Not only does hyperinflation do things like make it hard to buy a gallon of milk or your bus ticket home from work, it also causes some frustrating—if not devastating—practical difficulties. Think about the mechanics of an ATM. When the Bolivars plunge in value, even a small withdrawal requires a cartoonishly tall stack of near-worthless paper. This problem has Coinlogiq’s attention. “If you withdraw $5 [U.S. dollars] worth of Bolivar in Venezuela from an ATM, you’ll probably get a message saying they’re out of currency,” says Golden. “How many transactions can you get each day? The ATM model doesn’t work.” So Coinlogiq designed a new model of ATM just for Venezuela, called the ‘Gladiator,” that will be linked to local banks. “You withdraw crypto, and it will automatically send the Bolivar to your bank,” he says, eliminating the need to pump out hundreds of slips of paper.
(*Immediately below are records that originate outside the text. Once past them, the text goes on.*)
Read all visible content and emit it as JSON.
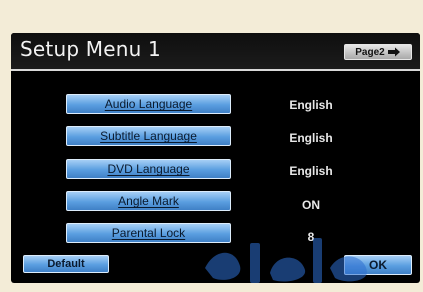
{
  "screen": {
    "title": "Setup Menu 1",
    "page_button_label": "Page2",
    "page_button_icon": "arrow-right-icon"
  },
  "menu": {
    "items": [
      {
        "label": "Audio Language",
        "value": "English"
      },
      {
        "label": "Subtitle Language",
        "value": "English"
      },
      {
        "label": "DVD Language",
        "value": "English"
      },
      {
        "label": "Angle Mark",
        "value": "ON"
      },
      {
        "label": "Parental Lock",
        "value": "8"
      }
    ]
  },
  "footer": {
    "default_label": "Default",
    "ok_label": "OK"
  },
  "colors": {
    "button_blue": "#5a9ee0",
    "screen_bg": "#000000",
    "frame_bg": "#f3ecd7"
  }
}
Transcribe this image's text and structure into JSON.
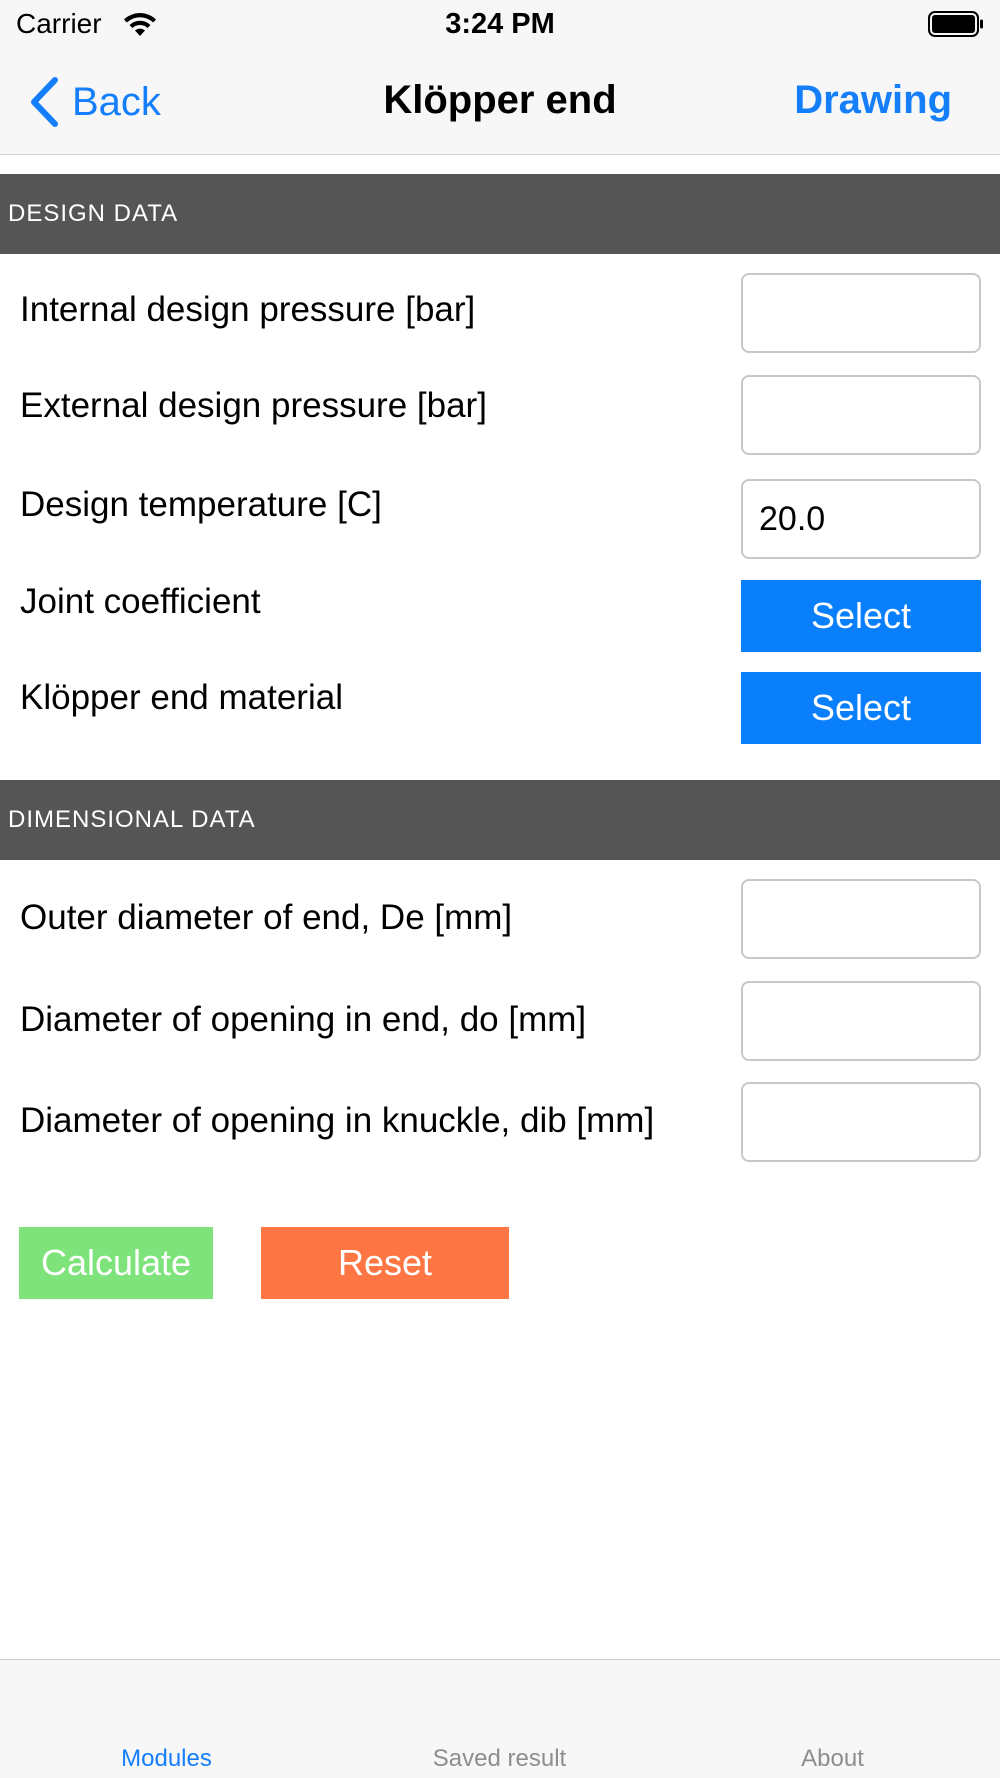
{
  "status_bar": {
    "carrier": "Carrier",
    "time": "3:24 PM"
  },
  "nav": {
    "back_label": "Back",
    "title": "Klöpper end",
    "drawing_label": "Drawing"
  },
  "design_section": {
    "header": "DESIGN DATA",
    "internal_pressure": {
      "label": "Internal design pressure [bar]",
      "value": ""
    },
    "external_pressure": {
      "label": "External design pressure [bar]",
      "value": ""
    },
    "temperature": {
      "label": "Design temperature [C]",
      "value": "20.0"
    },
    "joint_coefficient": {
      "label": "Joint coefficient",
      "button": "Select"
    },
    "material": {
      "label": "Klöpper end material",
      "button": "Select"
    }
  },
  "dimensional_section": {
    "header": "DIMENSIONAL DATA",
    "outer_diameter": {
      "label": "Outer diameter of end, De [mm]",
      "value": ""
    },
    "opening_end": {
      "label": "Diameter of opening in end, do [mm]",
      "value": ""
    },
    "opening_knuckle": {
      "label": "Diameter of opening in knuckle, dib [mm]",
      "value": ""
    }
  },
  "actions": {
    "calculate": "Calculate",
    "reset": "Reset"
  },
  "tabs": [
    {
      "label": "Modules",
      "active": true
    },
    {
      "label": "Saved result",
      "active": false
    },
    {
      "label": "About",
      "active": false
    }
  ],
  "colors": {
    "accent": "#147efb",
    "section_header": "#555555",
    "select_button": "#0a7ffb",
    "calculate_button": "#7ee37a",
    "reset_button": "#ff7645"
  },
  "icons": {
    "back": "chevron-left-icon",
    "wifi": "wifi-icon",
    "battery": "battery-icon"
  }
}
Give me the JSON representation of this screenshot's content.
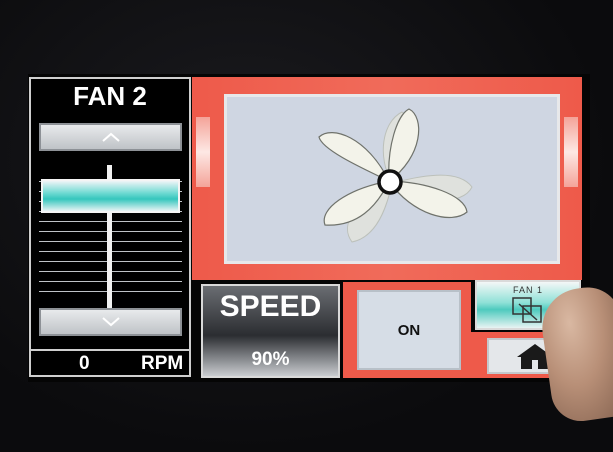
{
  "left_panel": {
    "title": "FAN 2",
    "rpm_value": "0",
    "rpm_unit": "RPM",
    "up_icon": "chevron-up-icon",
    "down_icon": "chevron-down-icon",
    "slider_level": 0.9
  },
  "speed": {
    "label": "SPEED",
    "value": "90%"
  },
  "power": {
    "label": "ON"
  },
  "nav": {
    "fan1_label": "FAN 1",
    "fan1_icon": "window-switch-icon",
    "home_icon": "home-icon"
  },
  "colors": {
    "accent_red": "#ee5a4a",
    "accent_teal": "#35c6bd",
    "window_bg": "#cfd6e2"
  }
}
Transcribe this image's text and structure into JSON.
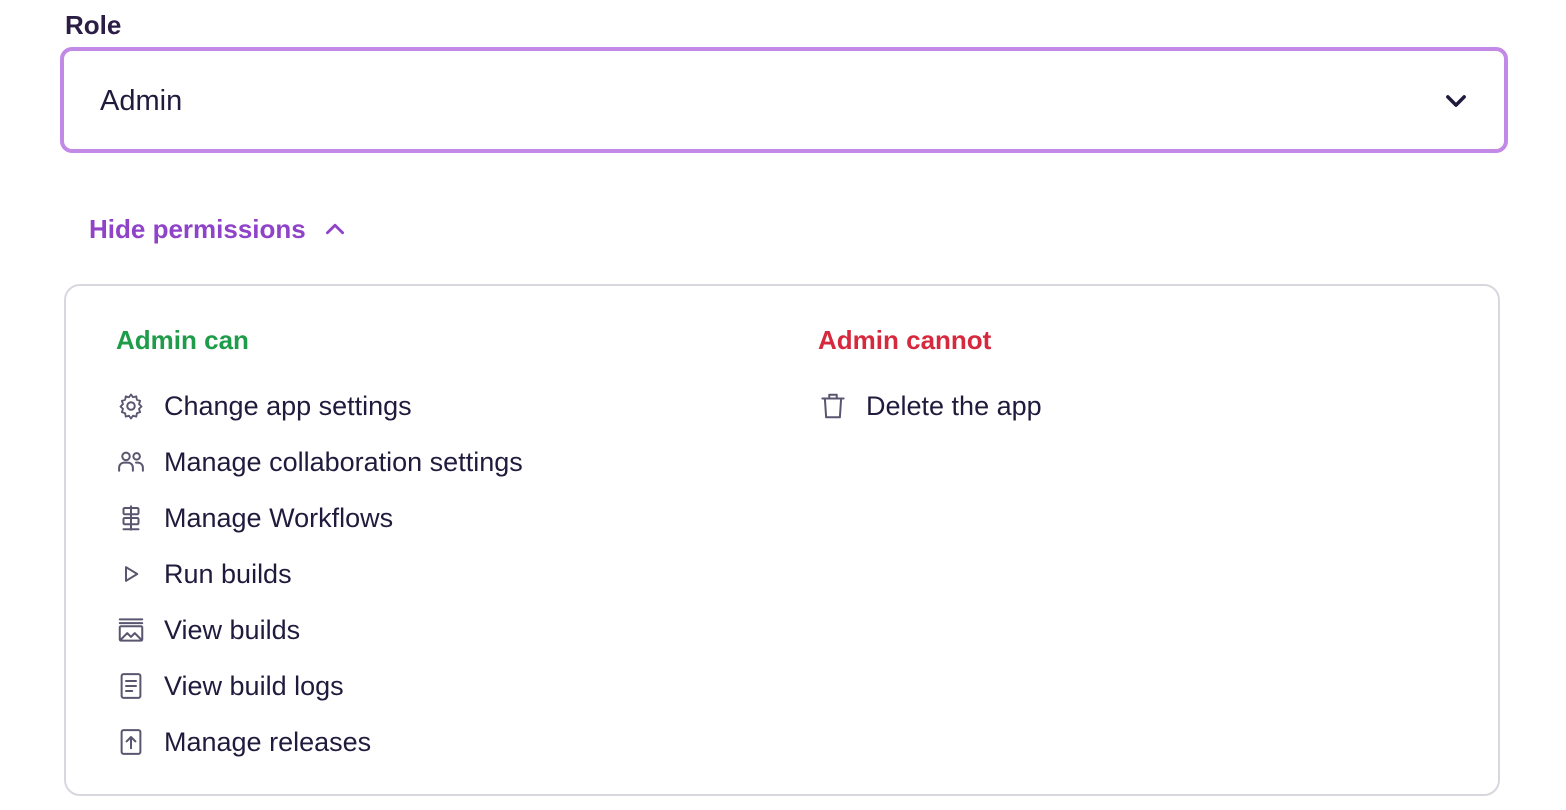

Alcalá is surprised—even amused—that other corners of the world are even thinking about adopting cryptocurrencies. What’s the point? (She’s basically agreeing with my U.S. friends.) “Normal people do not need the cryptocurrencies as urgently as we do,” she says. “Normal people are satisfied with their economies. They don’t feel that banks or centralized organizations have any real problems, because their services are doing good enough. But Venezuela is the perfect storm for cryptocurrencies.”
When I finally left Latin America, I headed back to the U.S. for a trip to see my family and friends, and I swiped my Visa card without blinking. I used the ATM. I have absolutely no need to spend any cryptocurrency. For ordinary Venezuelans? I think back to something Alcalá told me, that one of her teammates said that thanks to cryptocurrency, “for the first time I can remember, I’m not afraid that next week I won’t be able to afford to buy groceries.”
Photos by Jeff Wilser. Wilser is the author of The Book of Joe: The Life, Wit, and (Sometimes Accidental) Wisdom of Joe Biden. Follow him on Twitter.
Update: This article originally misspelled the name is the director of Blockchain Centre in Colombia. It’s Felipe Cano, not Canon.